Is it just us or has Formula 1 lost some of its fire? The gulf between the cars at the front of the grid and the back is wider than the Grand Canyon, and it seems that the only way we get to enjoy pulse-raising action is when the weather gods are in a foul mood or one of the frontrunners suffers a gearbox malfunction that drops them to the back of the pack where they have to fight through the small fry.
But petrol heads are loyal. They’ve stuck by F1 despite Bernie Ecclestone’s implementation of a hoard of bizarre changes, while the engines have been stripped back and the noise quelled to a rumble rather than a roar. Fundamentally, fans want to see wheel-to-wheel action. Which is why, Nicki Shields says, Formula E – racing using only electric-powered cars – has been snowballing since its inaugural season in 2014. And it’s high time we all jumped on the bandwagon, hints the motoring presenter.
Photograph: Adam Warner
What led Nicki to Formula E?
Growing up in Twickenham, UK, Nicki first entered the world of TV broadcasting in 2012, becoming a presenter on BBC’s Escape to the Country a year later. In 2014, she was selected as the presenter and pitlane reporter for the new Formula E season on ITV, an opportunity she grabbed with both hands.
“I’m going to throw it out there and say that Formula E is better than F1, or at least equally as exciting”, says Nicki. “The beauty of our championship is that we incorporate more street circuits, which lead to brilliant racing. Our calendar features some of the most glamorous cities in the world. Think Silverstone, but in the heart of London.”

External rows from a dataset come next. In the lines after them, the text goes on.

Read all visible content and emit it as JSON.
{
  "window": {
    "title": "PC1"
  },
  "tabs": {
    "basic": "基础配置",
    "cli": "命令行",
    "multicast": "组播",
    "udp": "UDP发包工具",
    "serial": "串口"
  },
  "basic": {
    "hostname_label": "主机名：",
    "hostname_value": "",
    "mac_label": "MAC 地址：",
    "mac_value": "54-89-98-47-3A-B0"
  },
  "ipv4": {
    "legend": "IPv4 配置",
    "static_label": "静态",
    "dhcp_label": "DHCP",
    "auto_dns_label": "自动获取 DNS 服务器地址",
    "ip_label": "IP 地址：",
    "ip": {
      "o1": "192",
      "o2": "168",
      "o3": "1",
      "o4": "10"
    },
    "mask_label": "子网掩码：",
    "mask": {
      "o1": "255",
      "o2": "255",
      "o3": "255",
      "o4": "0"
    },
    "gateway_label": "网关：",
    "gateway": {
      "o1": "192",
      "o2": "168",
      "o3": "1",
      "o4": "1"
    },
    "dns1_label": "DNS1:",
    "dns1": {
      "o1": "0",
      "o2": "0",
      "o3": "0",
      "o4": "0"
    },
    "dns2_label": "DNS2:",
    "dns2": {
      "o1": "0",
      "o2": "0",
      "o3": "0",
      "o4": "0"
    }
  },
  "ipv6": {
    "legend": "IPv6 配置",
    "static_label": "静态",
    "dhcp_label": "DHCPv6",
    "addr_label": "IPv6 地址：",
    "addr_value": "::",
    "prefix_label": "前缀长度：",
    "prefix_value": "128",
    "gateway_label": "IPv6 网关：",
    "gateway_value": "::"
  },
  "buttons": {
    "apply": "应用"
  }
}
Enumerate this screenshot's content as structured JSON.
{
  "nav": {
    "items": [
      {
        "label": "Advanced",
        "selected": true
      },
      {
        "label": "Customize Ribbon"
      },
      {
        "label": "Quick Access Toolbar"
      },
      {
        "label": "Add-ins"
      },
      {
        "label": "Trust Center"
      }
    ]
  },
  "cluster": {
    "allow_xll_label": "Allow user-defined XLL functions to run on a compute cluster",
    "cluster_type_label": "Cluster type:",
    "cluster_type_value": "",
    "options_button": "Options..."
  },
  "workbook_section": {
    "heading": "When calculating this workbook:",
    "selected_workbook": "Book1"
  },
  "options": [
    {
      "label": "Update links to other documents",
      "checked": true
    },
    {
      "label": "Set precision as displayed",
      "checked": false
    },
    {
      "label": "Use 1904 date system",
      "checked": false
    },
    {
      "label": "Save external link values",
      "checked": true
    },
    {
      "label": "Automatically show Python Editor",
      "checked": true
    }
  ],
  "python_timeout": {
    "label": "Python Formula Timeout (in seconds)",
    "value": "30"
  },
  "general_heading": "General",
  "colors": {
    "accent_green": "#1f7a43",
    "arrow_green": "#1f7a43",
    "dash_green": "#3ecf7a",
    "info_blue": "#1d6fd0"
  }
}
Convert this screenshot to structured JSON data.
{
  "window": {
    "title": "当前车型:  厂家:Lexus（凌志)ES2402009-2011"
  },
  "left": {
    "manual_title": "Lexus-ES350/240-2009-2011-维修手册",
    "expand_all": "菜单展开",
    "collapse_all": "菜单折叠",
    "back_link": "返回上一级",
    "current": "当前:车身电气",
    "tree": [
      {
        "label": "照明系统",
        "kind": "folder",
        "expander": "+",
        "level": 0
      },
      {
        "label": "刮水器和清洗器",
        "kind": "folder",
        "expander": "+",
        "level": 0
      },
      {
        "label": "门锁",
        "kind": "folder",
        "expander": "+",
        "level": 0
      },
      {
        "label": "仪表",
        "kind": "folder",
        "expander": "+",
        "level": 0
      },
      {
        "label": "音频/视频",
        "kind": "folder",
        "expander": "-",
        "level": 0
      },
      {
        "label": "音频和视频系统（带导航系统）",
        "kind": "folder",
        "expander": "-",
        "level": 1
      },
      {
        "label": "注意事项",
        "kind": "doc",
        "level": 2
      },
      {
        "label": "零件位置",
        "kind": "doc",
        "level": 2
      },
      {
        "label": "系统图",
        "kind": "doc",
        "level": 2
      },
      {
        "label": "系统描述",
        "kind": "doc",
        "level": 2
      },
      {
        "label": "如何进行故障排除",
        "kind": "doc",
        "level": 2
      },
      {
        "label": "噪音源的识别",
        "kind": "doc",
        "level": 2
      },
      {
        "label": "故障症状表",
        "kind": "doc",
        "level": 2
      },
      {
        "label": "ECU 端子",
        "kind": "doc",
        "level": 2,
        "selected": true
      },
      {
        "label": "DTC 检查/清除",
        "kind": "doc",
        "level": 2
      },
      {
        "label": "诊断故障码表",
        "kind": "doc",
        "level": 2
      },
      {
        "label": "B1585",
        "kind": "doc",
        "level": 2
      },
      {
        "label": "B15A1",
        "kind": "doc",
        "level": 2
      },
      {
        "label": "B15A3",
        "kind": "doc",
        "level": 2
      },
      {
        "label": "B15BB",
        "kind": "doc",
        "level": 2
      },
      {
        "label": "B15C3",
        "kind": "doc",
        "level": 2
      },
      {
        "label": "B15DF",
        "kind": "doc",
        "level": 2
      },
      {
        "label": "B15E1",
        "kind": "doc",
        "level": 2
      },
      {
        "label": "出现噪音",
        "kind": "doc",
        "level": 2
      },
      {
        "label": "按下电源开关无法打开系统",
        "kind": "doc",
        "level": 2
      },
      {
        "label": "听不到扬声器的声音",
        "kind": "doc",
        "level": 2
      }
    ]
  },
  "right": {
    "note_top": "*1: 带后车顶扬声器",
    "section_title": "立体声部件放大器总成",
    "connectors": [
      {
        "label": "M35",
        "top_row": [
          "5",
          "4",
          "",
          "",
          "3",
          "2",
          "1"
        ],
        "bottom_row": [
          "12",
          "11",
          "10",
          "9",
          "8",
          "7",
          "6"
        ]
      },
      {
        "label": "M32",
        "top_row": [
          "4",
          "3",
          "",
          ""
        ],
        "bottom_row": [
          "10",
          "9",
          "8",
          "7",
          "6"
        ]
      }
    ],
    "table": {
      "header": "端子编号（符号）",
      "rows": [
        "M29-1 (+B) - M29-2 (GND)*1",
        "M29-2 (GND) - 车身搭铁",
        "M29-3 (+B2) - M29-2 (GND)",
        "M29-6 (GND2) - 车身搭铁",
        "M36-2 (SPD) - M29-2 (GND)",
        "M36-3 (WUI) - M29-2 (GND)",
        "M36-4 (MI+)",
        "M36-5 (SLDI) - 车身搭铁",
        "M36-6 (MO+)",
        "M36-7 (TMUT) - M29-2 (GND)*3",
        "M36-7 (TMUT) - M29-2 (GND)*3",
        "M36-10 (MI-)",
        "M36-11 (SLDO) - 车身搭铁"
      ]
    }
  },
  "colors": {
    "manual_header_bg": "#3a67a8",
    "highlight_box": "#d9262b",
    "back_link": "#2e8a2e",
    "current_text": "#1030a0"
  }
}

Nicki’s passion for motoring stretches back to her childhood when she used to watch racing at Brands Hatch with her father. “When I first heard about the championship, I knew I had to be involved. It mixed both my interests, cars and science.” (She studied a science-based degree at Bristol University.)
What’s the future for Formula E?
Things do look bright for Formula E. The brains behind the green sport have come up with a great way to engage new followers: Fan Boost. Essentially, fans can influence the race by casting votes on social media for their favourite driver, with the three most popular choices getting an extra surge of power at any point in the race. Popularity equals pace: simple.
“The other great aspect to the racing”, adds Nicki, “is that the cars are all quite similar in performance, which means a lot of the work boils down to the drivers. It produces great on-track action.” This in itself is music to many a petrolhead’s ears – let’s face it, we all want to see the F1 grid line up on a go-karting track to determine who the fastest driver is when on a level playing field.
With regulations stating that car emissions must be as low as a library hush by 2021, no doubt the world’s car manufacturers will be keeping a close eye on Formula E going forward, as the boundaries of science and engineering are pushed and tested. “F1 may be the pinnacle of what a car can currently do when fine-tuned,” says Nicki, “but Formula E is the pinnacle of the future, of sustainable racing.”
Final burning question: how old is Nicki Shields actually?
Despite legions of people asking, Nicki Shields’ age remains a bit of a mystery. One thing’s for sure, though: in the world of broadcasting, her sun is only rising.
Still not sold on all-electric racing? Here’s 5 reasons why Formula E is absolutely worth following.